Hmmmm...not a strength of mine. I feel like I make a huge effort each year to encourage the children to trust me as their teacher. I really want my students to feel like they can take risks, make predictions, guess, try new things and explore. According to the sisters, "trusting children is the underpinning of what makes the Daily Five work". Let me just say...oy vey. Can I disagree with the sisters? Yes, I can. I disagree. There, I said it. I do believe that with enough time spent to put the Daily Five into motion, MOST children are able to work independently. Saying that I completely trust all of my students to work independently would not be honest. I'll talk more about that during Chapter 7 (which I'm hosting).
Another confession...I do not let my students choose the order in which they'll participate in Daily 5 type activities. That is what the sisters recommend. I actually have 8 rotations each week, which we call Literacy Centers (5 of those are Daily 5 and then I have 3 other rotations each week). I introduce the Daily 5 components to literacy center time first.
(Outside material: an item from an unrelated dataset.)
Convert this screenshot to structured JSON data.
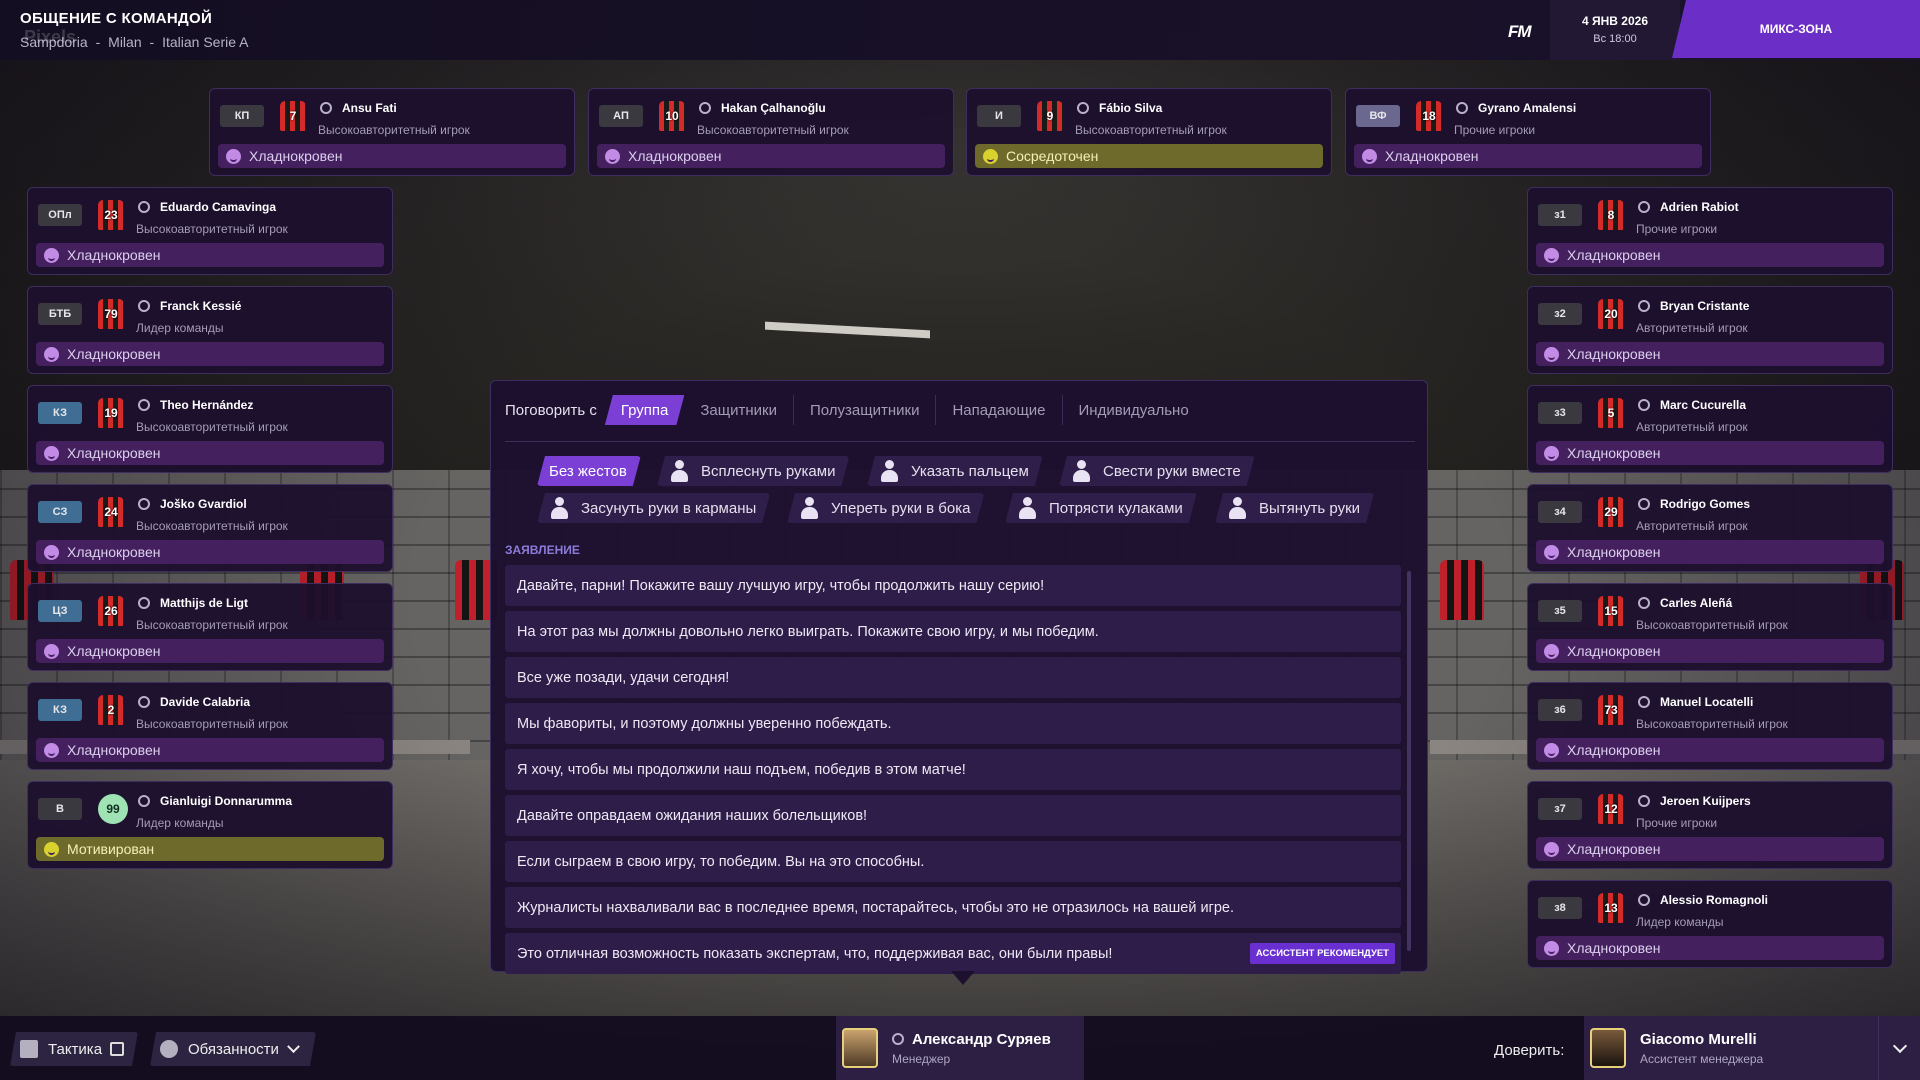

I do build choices into each center the students visit. For example, the students might listen to one story at Listening to Reading (but they may choose which way to respond to the story).
I think building a sense of community among students in the classroom is extremely important. The sisters say they spend at least 20 days building community. I often feel pressured by the weight of the curriculum and do less community building than I should. I do a lot, but I'd like to do more. I made this planning sheet to help me keep track and stay organized in terms of community building next year.
Several of the community building activities I do are in my Activity Pack for Back to School.
I will also be doing a linky party in July about books that teachers use to build community in their classrooms. Start thinking about your favorite community building books now, so you can link up in July or just stop back to visit to check out the list.
Sense of Urgency
I love that developing a sense of urgency is such a big part of the Daily Five. Kids feel empowered when they know why they are doing something. As a result, they are more motivated learners.
My heart felt happy this year when my son, who is in Kindergarten, announced that his class was building stamina during read to self! I seriously had tears in my eyes at the dinner table. My husband gave me the "now what are you crying about look". My little guy is doing the Daily Five! I already loved his teacher (my daughter had her a couple years ago) and now I love her even more!
Stay Out of the Way
This part is easy for me when things are going well and hard for me when things are not going well. When I host chapter 7, I will share how I change things up when things are not going so well. It is a technique that allows me to still stay "out of the way", but helps keep the kids on track.
I'm linking this post to Nicole's post from Teaching With Style. She is hosting this chapter of our Book Study. I can't wait to read all of the other posts about Chapter 2! Next week, please visit Mrs. Freshwater's Class and Thinking Out Loud for Chapter 3!
That's all folks...this girl is headin' out to get some exercise.